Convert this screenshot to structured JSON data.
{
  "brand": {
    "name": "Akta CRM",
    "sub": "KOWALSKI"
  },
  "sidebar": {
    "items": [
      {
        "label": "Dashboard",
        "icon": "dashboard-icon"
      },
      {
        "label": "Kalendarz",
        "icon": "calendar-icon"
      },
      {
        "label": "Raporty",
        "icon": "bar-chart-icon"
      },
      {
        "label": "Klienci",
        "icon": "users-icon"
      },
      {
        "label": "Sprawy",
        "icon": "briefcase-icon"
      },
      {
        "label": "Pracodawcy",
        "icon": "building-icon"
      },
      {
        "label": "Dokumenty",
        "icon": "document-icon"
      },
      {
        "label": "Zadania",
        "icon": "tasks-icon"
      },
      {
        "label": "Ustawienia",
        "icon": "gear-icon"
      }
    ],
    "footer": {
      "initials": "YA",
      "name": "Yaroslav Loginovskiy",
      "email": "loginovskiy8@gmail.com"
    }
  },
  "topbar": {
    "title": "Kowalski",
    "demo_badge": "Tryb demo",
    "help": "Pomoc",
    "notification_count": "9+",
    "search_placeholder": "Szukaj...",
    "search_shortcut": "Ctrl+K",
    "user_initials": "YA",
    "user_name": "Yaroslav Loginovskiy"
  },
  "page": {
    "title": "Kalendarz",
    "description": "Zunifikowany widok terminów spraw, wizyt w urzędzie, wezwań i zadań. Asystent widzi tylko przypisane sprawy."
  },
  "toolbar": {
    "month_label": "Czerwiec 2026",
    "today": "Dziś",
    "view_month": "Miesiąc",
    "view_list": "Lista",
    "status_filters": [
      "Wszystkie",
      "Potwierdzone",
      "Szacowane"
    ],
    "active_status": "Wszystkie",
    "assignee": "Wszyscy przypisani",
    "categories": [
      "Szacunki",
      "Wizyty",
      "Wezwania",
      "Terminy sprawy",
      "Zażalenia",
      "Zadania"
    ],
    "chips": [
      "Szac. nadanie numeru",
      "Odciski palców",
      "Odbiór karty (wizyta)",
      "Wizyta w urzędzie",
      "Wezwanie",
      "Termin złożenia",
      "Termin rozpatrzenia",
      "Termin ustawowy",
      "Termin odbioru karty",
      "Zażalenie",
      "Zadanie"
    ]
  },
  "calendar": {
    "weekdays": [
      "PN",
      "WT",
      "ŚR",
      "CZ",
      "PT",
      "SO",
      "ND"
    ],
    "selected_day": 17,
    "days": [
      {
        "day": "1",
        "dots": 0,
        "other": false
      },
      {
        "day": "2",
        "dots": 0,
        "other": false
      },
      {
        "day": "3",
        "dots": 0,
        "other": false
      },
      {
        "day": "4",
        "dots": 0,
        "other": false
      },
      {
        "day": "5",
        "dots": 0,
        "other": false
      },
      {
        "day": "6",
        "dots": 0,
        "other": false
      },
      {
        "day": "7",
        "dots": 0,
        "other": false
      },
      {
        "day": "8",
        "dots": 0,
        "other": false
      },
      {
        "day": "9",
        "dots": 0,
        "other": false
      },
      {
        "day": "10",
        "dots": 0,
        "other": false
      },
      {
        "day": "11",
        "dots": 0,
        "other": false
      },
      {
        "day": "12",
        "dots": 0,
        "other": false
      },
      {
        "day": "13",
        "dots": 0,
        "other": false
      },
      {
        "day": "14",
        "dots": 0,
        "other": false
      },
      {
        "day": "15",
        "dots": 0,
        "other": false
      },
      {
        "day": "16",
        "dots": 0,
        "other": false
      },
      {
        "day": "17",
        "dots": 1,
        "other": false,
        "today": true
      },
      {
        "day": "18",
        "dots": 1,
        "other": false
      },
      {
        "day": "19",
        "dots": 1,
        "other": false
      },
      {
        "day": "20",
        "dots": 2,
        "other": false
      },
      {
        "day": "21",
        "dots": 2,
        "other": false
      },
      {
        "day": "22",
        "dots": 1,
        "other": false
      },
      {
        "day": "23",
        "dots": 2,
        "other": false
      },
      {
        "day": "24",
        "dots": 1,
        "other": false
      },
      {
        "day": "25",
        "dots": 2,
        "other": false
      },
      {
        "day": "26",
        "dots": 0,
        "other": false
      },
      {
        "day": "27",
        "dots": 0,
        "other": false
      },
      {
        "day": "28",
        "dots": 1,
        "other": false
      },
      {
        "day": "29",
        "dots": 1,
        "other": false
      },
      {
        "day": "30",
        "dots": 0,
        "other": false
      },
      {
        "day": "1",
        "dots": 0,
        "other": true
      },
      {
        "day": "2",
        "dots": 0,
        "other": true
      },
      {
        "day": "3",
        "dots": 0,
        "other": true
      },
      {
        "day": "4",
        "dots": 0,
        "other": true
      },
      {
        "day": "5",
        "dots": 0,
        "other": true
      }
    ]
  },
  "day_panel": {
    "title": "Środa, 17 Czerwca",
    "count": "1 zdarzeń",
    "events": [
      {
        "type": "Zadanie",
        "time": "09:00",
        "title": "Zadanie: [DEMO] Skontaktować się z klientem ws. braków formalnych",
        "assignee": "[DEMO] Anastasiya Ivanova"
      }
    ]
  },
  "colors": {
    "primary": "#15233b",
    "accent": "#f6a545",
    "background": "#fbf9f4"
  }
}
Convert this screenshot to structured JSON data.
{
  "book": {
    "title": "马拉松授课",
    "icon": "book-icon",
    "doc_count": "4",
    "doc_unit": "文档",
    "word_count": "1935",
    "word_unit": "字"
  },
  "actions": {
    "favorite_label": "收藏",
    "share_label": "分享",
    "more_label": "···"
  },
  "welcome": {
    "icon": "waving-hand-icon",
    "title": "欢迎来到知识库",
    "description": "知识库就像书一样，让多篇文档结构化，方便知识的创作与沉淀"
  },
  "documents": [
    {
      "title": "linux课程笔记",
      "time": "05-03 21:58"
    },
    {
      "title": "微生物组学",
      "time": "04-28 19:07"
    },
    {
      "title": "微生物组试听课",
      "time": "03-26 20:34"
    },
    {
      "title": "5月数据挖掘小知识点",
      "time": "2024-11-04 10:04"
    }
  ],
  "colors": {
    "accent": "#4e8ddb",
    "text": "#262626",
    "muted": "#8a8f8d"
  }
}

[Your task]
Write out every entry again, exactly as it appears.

[Solution to the exercise]
Convert this screenshot to structured JSON data.
{
  "brand": {
    "name": "Akta CRM",
    "sub": "KOWALSKI"
  },
  "sidebar": {
    "items": [
      {
        "label": "Dashboard",
        "icon": "dashboard-icon"
      },
      {
        "label": "Kalendarz",
        "icon": "calendar-icon"
      },
      {
        "label": "Raporty",
        "icon": "bar-chart-icon"
      },
      {
        "label": "Klienci",
        "icon": "users-icon"
      },
      {
        "label": "Sprawy",
        "icon": "briefcase-icon"
      },
      {
        "label": "Pracodawcy",
        "icon": "building-icon"
      },
      {
        "label": "Dokumenty",
        "icon": "document-icon"
      },
      {
        "label": "Zadania",
        "icon": "tasks-icon"
      },
      {
        "label": "Ustawienia",
        "icon": "gear-icon"
      }
    ],
    "footer": {
      "initials": "YA",
      "name": "Yaroslav Loginovskiy",
      "email": "loginovskiy8@gmail.com"
    }
  },
  "topbar": {
    "title": "Kowalski",
    "demo_badge": "Tryb demo",
    "help": "Pomoc",
    "notification_count": "9+",
    "search_placeholder": "Szukaj...",
    "search_shortcut": "Ctrl+K",
    "user_initials": "YA",
    "user_name": "Yaroslav Loginovskiy"
  },
  "page": {
    "title": "Kalendarz",
    "description": "Zunifikowany widok terminów spraw, wizyt w urzędzie, wezwań i zadań. Asystent widzi tylko przypisane sprawy."
  },
  "toolbar": {
    "month_label": "Czerwiec 2026",
    "today": "Dziś",
    "view_month": "Miesiąc",
    "view_list": "Lista",
    "status_filters": [
      "Wszystkie",
      "Potwierdzone",
      "Szacowane"
    ],
    "active_status": "Wszystkie",
    "assignee": "Wszyscy przypisani",
    "categories": [
      "Szacunki",
      "Wizyty",
      "Wezwania",
      "Terminy sprawy",
      "Zażalenia",
      "Zadania"
    ],
    "chips": [
      "Szac. nadanie numeru",
      "Odciski palców",
      "Odbiór karty (wizyta)",
      "Wizyta w urzędzie",
      "Wezwanie",
      "Termin złożenia",
      "Termin rozpatrzenia",
      "Termin ustawowy",
      "Termin odbioru karty",
      "Zażalenie",
      "Zadanie"
    ]
  },
  "calendar": {
    "weekdays": [
      "PN",
      "WT",
      "ŚR",
      "CZ",
      "PT",
      "SO",
      "ND"
    ],
    "selected_day": 17,
    "days": [
      {
        "day": "1",
        "dots": 0,
        "other": false
      },
      {
        "day": "2",
        "dots": 0,
        "other": false
      },
      {
        "day": "3",
        "dots": 0,
        "other": false
      },
      {
        "day": "4",
        "dots": 0,
        "other": false
      },
      {
        "day": "5",
        "dots": 0,
        "other": false
      },
      {
        "day": "6",
        "dots": 0,
        "other": false
      },
      {
        "day": "7",
        "dots": 0,
        "other": false
      },
      {
        "day": "8",
        "dots": 0,
        "other": false
      },
      {
        "day": "9",
        "dots": 0,
        "other": false
      },
      {
        "day": "10",
        "dots": 0,
        "other": false
      },
      {
        "day": "11",
        "dots": 0,
        "other": false
      },
      {
        "day": "12",
        "dots": 0,
        "other": false
      },
      {
        "day": "13",
        "dots": 0,
        "other": false
      },
      {
        "day": "14",
        "dots": 0,
        "other": false
      },
      {
        "day": "15",
        "dots": 0,
        "other": false
      },
      {
        "day": "16",
        "dots": 0,
        "other": false
      },
      {
        "day": "17",
        "dots": 1,
        "other": false,
        "today": true
      },
      {
        "day": "18",
        "dots": 1,
        "other": false
      },
      {
        "day": "19",
        "dots": 1,
        "other": false
      },
      {
        "day": "20",
        "dots": 2,
        "other": false
      },
      {
        "day": "21",
        "dots": 2,
        "other": false
      },
      {
        "day": "22",
        "dots": 1,
        "other": false
      },
      {
        "day": "23",
        "dots": 2,
        "other": false
      },
      {
        "day": "24",
        "dots": 1,
        "other": false
      },
      {
        "day": "25",
        "dots": 2,
        "other": false
      },
      {
        "day": "26",
        "dots": 0,
        "other": false
      },
      {
        "day": "27",
        "dots": 0,
        "other": false
      },
      {
        "day": "28",
        "dots": 1,
        "other": false
      },
      {
        "day": "29",
        "dots": 1,
        "other": false
      },
      {
        "day": "30",
        "dots": 0,
        "other": false
      },
      {
        "day": "1",
        "dots": 0,
        "other": true
      },
      {
        "day": "2",
        "dots": 0,
        "other": true
      },
      {
        "day": "3",
        "dots": 0,
        "other": true
      },
      {
        "day": "4",
        "dots": 0,
        "other": true
      },
      {
        "day": "5",
        "dots": 0,
        "other": true
      }
    ]
  },
  "day_panel": {
    "title": "Środa, 17 Czerwca",
    "count": "1 zdarzeń",
    "events": [
      {
        "type": "Zadanie",
        "time": "09:00",
        "title": "Zadanie: [DEMO] Skontaktować się z klientem ws. braków formalnych",
        "assignee": "[DEMO] Anastasiya Ivanova"
      }
    ]
  },
  "colors": {
    "primary": "#15233b",
    "accent": "#f6a545",
    "background": "#fbf9f4"
  }
}
Convert this screenshot to structured JSON data.
{
  "book": {
    "title": "马拉松授课",
    "icon": "book-icon",
    "doc_count": "4",
    "doc_unit": "文档",
    "word_count": "1935",
    "word_unit": "字"
  },
  "actions": {
    "favorite_label": "收藏",
    "share_label": "分享",
    "more_label": "···"
  },
  "welcome": {
    "icon": "waving-hand-icon",
    "title": "欢迎来到知识库",
    "description": "知识库就像书一样，让多篇文档结构化，方便知识的创作与沉淀"
  },
  "documents": [
    {
      "title": "linux课程笔记",
      "time": "05-03 21:58"
    },
    {
      "title": "微生物组学",
      "time": "04-28 19:07"
    },
    {
      "title": "微生物组试听课",
      "time": "03-26 20:34"
    },
    {
      "title": "5月数据挖掘小知识点",
      "time": "2024-11-04 10:04"
    }
  ],
  "colors": {
    "accent": "#4e8ddb",
    "text": "#262626",
    "muted": "#8a8f8d"
  }
}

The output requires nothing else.